Unlike more exotic alternatives to electrodynamic drivers, such as planar magnetic or electrostatic, FCS uses all of the same materials as conventional speakers. This helps to keep the cost of FCS-based speakers much closer to that of traditional designs, Perez said.

Resonado FCS driver exploded view
Resonado Labs

Resonado Labs doesn’t make speakers — although it released a crowdfunded proof of concept — preferring instead to license its FCS patents to companies that can benefit from its advantages.

Our first real taste of what FCS can do will come later this year. Thanks to a partnership with China’s Soundlab, we’ll start to see vehicles that come equipped with FCS speakers. Airstream, the iconic U.S. RV brand, has also committed to using FCS components in its 2022 line of touring coaches.

But Resonado has its sights set on a whole spectrum of mass-market audio products, from soundbars to smart speakers. It recently developed a new version of its driver called FCS Bidirectional, which lets a single magnet/voice coil motor power two horizontally opposed diaphragms at once. This design could offer the same space-saving benefits of the recently released KEF KC62 Subwoofer, but in an even smaller package.

Resonado FCS driver concept
Resonado Labs

Its microsized FCS drivers can also be used in full-sized headphones. Because the FCS drivers can take on noncircular shapes, they can provide a larger diaphragm without increasing the space requirements in the headphone earcups. Theoretically, they can be used in earbuds, too.

In two tantalizing concept designs, Resonado has shown what an FCS-equipped smart speaker could look like, as well as given a glimpse at a pendant light bar that integrates an FCS DualCore speaker.

The only real question at this point is how do FCS speakers actually sound compared to traditional cone-diaphragm designs? Hopefully, we’ll get our hands on an FCS-equipped product soon so we can let you know.

Editors' Recommendations

Simon Cohen
Contributing Editor, A/V
Simon Cohen covers a variety of consumer technologies, but has a special interest in audio and video products, like…
LG’s new XBoom XL7 and XL5 speakers offer a portable sound and light show
The LG XBoom X7.

When you think of booming Bluetooth speakers, LG isn't the first brand to come to mind. But today the Korean electronics giant is hoping to get your attention, announcing the latest in their line of XBoom speakers, the XL5 and XL7. At 200- and 250 watts respectively, LG's massive portable party machines are emblazoned with customizable LEDs and feature karaoke functions, IPX4 water resistance, and more.

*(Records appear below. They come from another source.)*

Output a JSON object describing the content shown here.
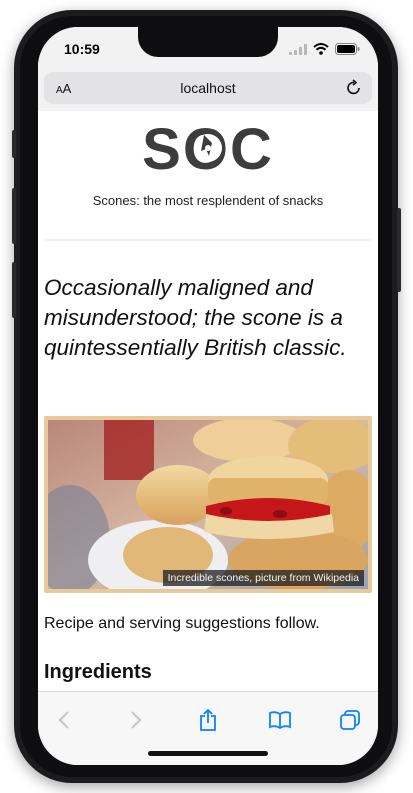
{
  "status_bar": {
    "time": "10:59"
  },
  "browser": {
    "text_size_label": "AA",
    "url": "localhost"
  },
  "page": {
    "logo_text": "SOC",
    "tagline": "Scones: the most resplendent of snacks",
    "lead": "Occasionally maligned and misunderstood; the scone is a quintessentially British classic.",
    "image_caption": "Incredible scones, picture from Wikipedia",
    "recipe_text": "Recipe and serving suggestions follow.",
    "ingredients_heading": "Ingredients"
  },
  "toolbar": {
    "items": [
      "back-icon",
      "forward-icon",
      "share-icon",
      "bookmarks-icon",
      "tabs-icon"
    ]
  },
  "colors": {
    "accent": "#0a84ff",
    "logo": "#3d3d3d",
    "figure_border": "#e7c99a"
  }
}
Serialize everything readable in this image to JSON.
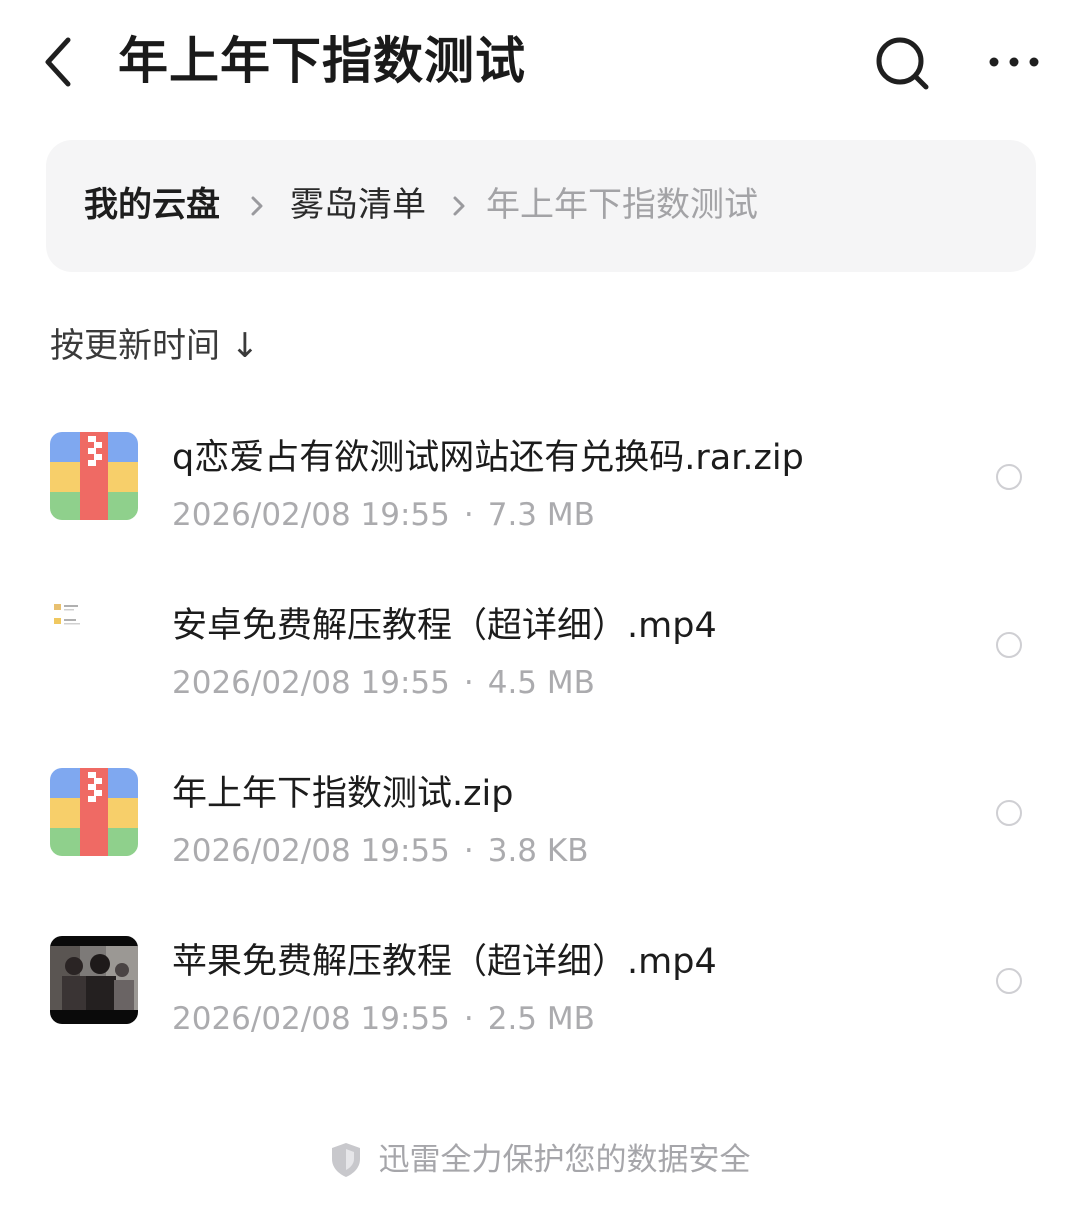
{
  "header": {
    "title": "年上年下指数测试",
    "back_icon": "chevron-left-icon",
    "search_icon": "search-icon",
    "more_icon": "more-horizontal-icon"
  },
  "breadcrumb": {
    "items": [
      "我的云盘",
      "雾岛清单",
      "年上年下指数测试"
    ],
    "separator_icon": "chevron-right-icon"
  },
  "sort": {
    "label": "按更新时间 ↓"
  },
  "files": [
    {
      "name": "q恋爱占有欲测试网站还有兑换码.rar.zip",
      "date": "2026/02/08 19:55",
      "size": "7.3 MB",
      "icon": "zip-archive-icon"
    },
    {
      "name": "安卓免费解压教程（超详细）.mp4",
      "date": "2026/02/08 19:55",
      "size": "4.5 MB",
      "icon": "video-thumbnail"
    },
    {
      "name": "年上年下指数测试.zip",
      "date": "2026/02/08 19:55",
      "size": "3.8 KB",
      "icon": "zip-archive-icon"
    },
    {
      "name": "苹果免费解压教程（超详细）.mp4",
      "date": "2026/02/08 19:55",
      "size": "2.5 MB",
      "icon": "video-thumbnail"
    }
  ],
  "meta_separator": "·",
  "footer": {
    "text": "迅雷全力保护您的数据安全",
    "icon": "shield-icon"
  },
  "colors": {
    "zip_blue": "#7fa8f0",
    "zip_yellow": "#f7cf6a",
    "zip_green": "#8fd08c",
    "zip_red": "#ef6a64",
    "muted_text": "#ababae",
    "breadcrumb_bg": "#f5f5f6"
  }
}
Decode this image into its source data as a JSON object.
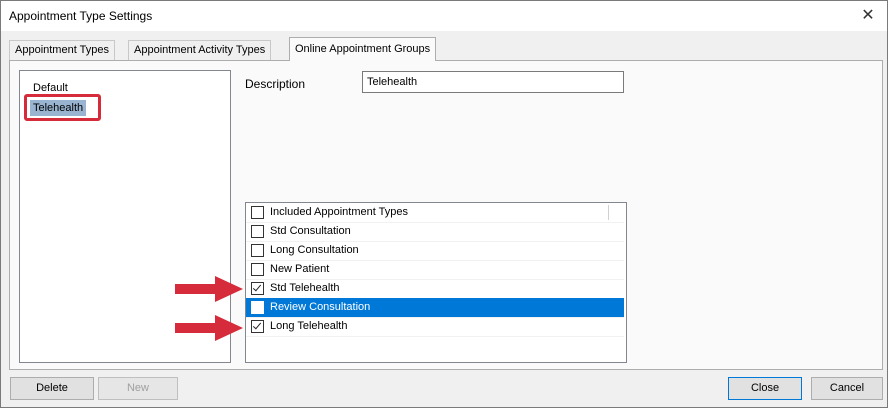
{
  "window": {
    "title": "Appointment Type Settings",
    "close_glyph": "✕"
  },
  "tabs": [
    {
      "label": "Appointment Types",
      "active": false
    },
    {
      "label": "Appointment Activity Types",
      "active": false
    },
    {
      "label": "Online Appointment Groups",
      "active": true
    }
  ],
  "groups": [
    {
      "label": "Default",
      "selected": false
    },
    {
      "label": "Telehealth",
      "selected": true
    }
  ],
  "description": {
    "label": "Description",
    "value": "Telehealth"
  },
  "types_list": {
    "header": {
      "label": "Included Appointment Types",
      "checked": false
    },
    "items": [
      {
        "label": "Std Consultation",
        "checked": false,
        "selected": false
      },
      {
        "label": "Long Consultation",
        "checked": false,
        "selected": false
      },
      {
        "label": "New Patient",
        "checked": false,
        "selected": false
      },
      {
        "label": "Std Telehealth",
        "checked": true,
        "selected": false
      },
      {
        "label": "Review Consultation",
        "checked": false,
        "selected": true
      },
      {
        "label": "Long Telehealth",
        "checked": true,
        "selected": false
      }
    ]
  },
  "buttons": {
    "delete": "Delete",
    "new": "New",
    "close": "Close",
    "cancel": "Cancel"
  },
  "colors": {
    "selection": "#0078d7",
    "annotation_red": "#d52b3a",
    "list_selected": "#99b4d1"
  }
}
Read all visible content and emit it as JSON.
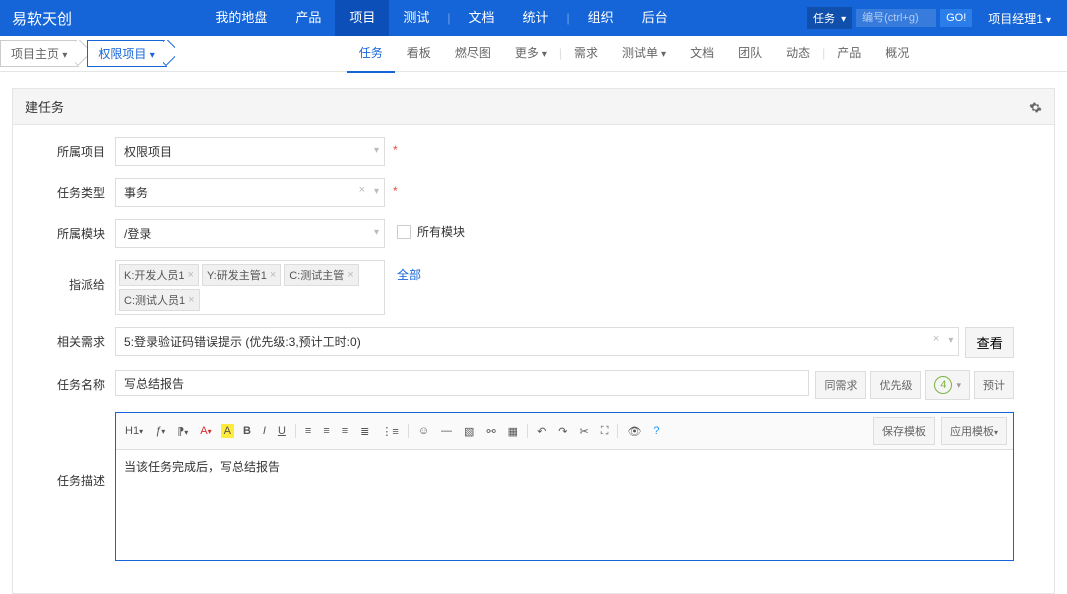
{
  "brand": "易软天创",
  "topnav": {
    "mydisk": "我的地盘",
    "product": "产品",
    "project": "项目",
    "test": "测试",
    "doc": "文档",
    "stats": "统计",
    "org": "组织",
    "admin": "后台"
  },
  "search": {
    "type": "任务",
    "placeholder": "编号(ctrl+g)",
    "go": "GO!"
  },
  "user": "项目经理1",
  "crumbs": {
    "home": "项目主页",
    "proj": "权限项目"
  },
  "subtabs": {
    "task": "任务",
    "kanban": "看板",
    "burn": "燃尽图",
    "more": "更多",
    "demand": "需求",
    "testsheet": "测试单",
    "doc": "文档",
    "team": "团队",
    "dynamic": "动态",
    "product": "产品",
    "overview": "概况"
  },
  "panel_title": "建任务",
  "form": {
    "project_label": "所属项目",
    "project_value": "权限项目",
    "type_label": "任务类型",
    "type_value": "事务",
    "module_label": "所属模块",
    "module_value": "/登录",
    "all_modules": "所有模块",
    "assign_label": "指派给",
    "assignees": [
      "K:开发人员1",
      "Y:研发主管1",
      "C:测试主管",
      "C:测试人员1"
    ],
    "all": "全部",
    "story_label": "相关需求",
    "story_value": "5:登录验证码错误提示 (优先级:3,预计工时:0)",
    "view": "查看",
    "name_label": "任务名称",
    "name_value": "写总结报告",
    "same_story": "同需求",
    "priority": "优先级",
    "pri_value": "4",
    "estimate": "预计",
    "desc_label": "任务描述",
    "desc_value": "当该任务完成后，写总结报告"
  },
  "editor_buttons": {
    "save_tpl": "保存模板",
    "apply_tpl": "应用模板"
  }
}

Read more
Definitive Technology’s new speakers bring the boom from another Dymension
The Definitive Technology Dymension Series DM70 tower speaker.

California-based audio company Definitive Technology has been making insanely high-performance speakers since the early '90s, and today the company is announcing its new Dymension Series, a nine-speaker lineup that's built around its "bipolar" driver array technology and features built-in powered subwoofers, on-wall surrounds, and Atmos-certified height modules, among other sonic treats.

You might not be immediately familiar with the Definitive Technology brand name, but it has a prestigious lineage, as one of its founders was Polk Audio founder Sandy Gross, and its sister brands include Boston Acoustics, Bowers & Wilkins, Denon, and Marantz.

Read more
New Sonos speakers apparently confirmed by accessory company
Rendering of a reportedly unreleased Sonos speaker created by The Verge.

If a document published by accessory maker Sanus is accurate, Sonos' next speakers will be called the Era 100 and Era 300, according to a report from Chris Welch at The Verge. Welch claims that The Verge had already learned from its sources that "Era" will be the public-facing name of the as-yet-unreleased smart speaker that he had previously reported on under the code name "Optimo," and that the Sanus document offers further evidence of this claim.

Sanus is a company that makes a variety of mounting solutions for AV products, including many Sonos models such as the Sonos Beam, Arc, and Sonos One. The discovered document, which was posted to the site, is entitled "Sanus Elite - Adjustable Speaker Wall Mount for Sonos Era 100 and Era 300 Speakers."

Read more